Problem: The expected answer is every line of the material that contains the word "data".

Source material:
▼▼▼

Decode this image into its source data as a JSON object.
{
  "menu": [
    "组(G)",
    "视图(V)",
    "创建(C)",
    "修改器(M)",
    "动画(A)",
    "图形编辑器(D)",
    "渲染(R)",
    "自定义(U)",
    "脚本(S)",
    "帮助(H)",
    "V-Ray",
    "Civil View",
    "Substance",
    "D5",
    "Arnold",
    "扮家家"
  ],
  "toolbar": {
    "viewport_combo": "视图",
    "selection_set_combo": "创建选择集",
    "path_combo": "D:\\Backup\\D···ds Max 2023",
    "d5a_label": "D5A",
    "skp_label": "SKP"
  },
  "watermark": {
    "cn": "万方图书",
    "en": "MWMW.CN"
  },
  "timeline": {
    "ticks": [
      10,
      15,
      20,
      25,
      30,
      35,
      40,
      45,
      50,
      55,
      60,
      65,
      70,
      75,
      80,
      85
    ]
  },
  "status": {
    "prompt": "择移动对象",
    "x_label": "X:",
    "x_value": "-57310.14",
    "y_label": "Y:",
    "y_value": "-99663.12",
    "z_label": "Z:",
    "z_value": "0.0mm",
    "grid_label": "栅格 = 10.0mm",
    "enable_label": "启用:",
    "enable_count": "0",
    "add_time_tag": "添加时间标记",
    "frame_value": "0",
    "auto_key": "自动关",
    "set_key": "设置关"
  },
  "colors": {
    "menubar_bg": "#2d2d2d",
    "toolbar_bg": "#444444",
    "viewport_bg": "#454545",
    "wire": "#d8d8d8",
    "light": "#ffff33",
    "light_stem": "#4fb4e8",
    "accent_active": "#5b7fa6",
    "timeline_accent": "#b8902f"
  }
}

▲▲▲
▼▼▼

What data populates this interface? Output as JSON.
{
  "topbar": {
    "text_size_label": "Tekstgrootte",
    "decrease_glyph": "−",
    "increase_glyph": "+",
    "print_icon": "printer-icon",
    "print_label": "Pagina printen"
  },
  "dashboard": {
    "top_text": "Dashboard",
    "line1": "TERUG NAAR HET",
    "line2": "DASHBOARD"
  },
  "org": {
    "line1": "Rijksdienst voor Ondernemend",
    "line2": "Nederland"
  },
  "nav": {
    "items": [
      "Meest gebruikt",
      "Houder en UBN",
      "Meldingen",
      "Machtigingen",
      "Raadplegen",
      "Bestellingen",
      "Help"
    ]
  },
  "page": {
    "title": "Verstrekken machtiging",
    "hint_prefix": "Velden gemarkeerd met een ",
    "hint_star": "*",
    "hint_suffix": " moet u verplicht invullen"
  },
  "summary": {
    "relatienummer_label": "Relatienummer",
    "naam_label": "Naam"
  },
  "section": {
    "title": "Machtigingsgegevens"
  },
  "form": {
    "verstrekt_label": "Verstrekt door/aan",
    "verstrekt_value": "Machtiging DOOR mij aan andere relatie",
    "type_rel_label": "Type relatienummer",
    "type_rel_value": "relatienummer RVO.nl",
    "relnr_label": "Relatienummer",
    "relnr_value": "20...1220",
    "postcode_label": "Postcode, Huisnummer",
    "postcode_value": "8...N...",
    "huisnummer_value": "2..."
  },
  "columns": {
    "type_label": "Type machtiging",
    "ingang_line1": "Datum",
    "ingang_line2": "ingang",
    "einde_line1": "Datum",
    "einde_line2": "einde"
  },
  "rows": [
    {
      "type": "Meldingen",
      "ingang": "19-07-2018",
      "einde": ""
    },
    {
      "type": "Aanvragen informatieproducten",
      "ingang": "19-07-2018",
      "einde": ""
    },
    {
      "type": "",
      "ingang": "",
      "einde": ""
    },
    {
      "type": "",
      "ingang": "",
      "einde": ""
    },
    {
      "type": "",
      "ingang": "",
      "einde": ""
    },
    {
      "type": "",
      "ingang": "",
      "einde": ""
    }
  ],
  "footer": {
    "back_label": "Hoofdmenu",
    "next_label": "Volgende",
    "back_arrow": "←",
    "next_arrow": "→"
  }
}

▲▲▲

Your response:
Decode this image into its source data as a JSON object.
What data populates this interface? Output as JSON.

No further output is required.